▶ _Exercise prompt_
Search the records for lines that contain the word "Read". Copy them all.

═════ Data supplied

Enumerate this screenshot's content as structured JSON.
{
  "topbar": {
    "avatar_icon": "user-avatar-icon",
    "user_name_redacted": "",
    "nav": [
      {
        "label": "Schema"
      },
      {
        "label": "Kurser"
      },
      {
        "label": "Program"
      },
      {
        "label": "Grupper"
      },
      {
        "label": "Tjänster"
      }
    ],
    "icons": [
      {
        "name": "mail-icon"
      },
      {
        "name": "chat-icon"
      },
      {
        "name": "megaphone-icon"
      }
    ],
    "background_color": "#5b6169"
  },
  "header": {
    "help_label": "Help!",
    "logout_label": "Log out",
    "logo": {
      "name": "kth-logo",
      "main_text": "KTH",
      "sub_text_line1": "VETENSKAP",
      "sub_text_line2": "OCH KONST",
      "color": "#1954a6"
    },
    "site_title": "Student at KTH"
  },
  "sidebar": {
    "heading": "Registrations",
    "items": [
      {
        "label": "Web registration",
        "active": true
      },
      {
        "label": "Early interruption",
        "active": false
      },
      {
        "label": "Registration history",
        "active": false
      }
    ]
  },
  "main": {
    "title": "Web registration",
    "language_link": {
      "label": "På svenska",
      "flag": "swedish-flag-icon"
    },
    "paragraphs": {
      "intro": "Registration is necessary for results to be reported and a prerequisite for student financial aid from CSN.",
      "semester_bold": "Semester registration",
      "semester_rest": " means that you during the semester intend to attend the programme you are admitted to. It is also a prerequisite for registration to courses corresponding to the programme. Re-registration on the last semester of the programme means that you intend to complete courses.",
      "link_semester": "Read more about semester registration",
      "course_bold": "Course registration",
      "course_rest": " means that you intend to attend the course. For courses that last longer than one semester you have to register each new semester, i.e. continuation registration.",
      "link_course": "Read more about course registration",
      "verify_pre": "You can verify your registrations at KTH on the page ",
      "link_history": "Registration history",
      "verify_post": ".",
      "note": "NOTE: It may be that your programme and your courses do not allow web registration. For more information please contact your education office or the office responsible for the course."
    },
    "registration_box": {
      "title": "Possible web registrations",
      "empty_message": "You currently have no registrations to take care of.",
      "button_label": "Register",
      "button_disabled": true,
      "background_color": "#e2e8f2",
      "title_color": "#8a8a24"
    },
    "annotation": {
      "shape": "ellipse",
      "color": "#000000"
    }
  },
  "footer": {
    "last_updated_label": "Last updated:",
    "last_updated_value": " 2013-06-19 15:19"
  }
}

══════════
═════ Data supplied

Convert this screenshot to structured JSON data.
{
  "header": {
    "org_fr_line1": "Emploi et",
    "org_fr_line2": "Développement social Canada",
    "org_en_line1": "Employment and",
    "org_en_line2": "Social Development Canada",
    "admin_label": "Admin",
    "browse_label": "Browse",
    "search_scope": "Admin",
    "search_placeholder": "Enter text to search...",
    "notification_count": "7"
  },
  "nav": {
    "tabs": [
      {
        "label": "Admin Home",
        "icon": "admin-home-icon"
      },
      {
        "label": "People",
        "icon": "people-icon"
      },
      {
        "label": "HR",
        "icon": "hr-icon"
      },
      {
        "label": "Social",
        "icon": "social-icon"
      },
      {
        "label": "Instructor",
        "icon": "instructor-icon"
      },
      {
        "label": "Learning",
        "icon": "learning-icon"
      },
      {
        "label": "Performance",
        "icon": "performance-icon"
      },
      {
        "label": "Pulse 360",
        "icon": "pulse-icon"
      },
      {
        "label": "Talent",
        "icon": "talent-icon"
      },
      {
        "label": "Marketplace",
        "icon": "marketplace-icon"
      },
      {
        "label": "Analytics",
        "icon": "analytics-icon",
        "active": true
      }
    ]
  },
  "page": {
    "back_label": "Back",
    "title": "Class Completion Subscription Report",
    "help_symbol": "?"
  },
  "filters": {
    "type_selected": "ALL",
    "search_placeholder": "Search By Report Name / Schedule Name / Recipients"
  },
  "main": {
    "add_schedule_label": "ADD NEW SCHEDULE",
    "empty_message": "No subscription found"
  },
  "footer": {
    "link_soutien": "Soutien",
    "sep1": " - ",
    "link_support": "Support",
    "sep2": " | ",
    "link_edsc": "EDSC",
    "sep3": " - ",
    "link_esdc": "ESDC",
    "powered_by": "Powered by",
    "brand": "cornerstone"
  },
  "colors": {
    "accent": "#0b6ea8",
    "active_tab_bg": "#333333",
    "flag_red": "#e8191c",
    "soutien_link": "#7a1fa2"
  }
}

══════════

▶ _Answer_
      "link_semester": "Read more about semester registration",
      "link_course": "Read more about course registration",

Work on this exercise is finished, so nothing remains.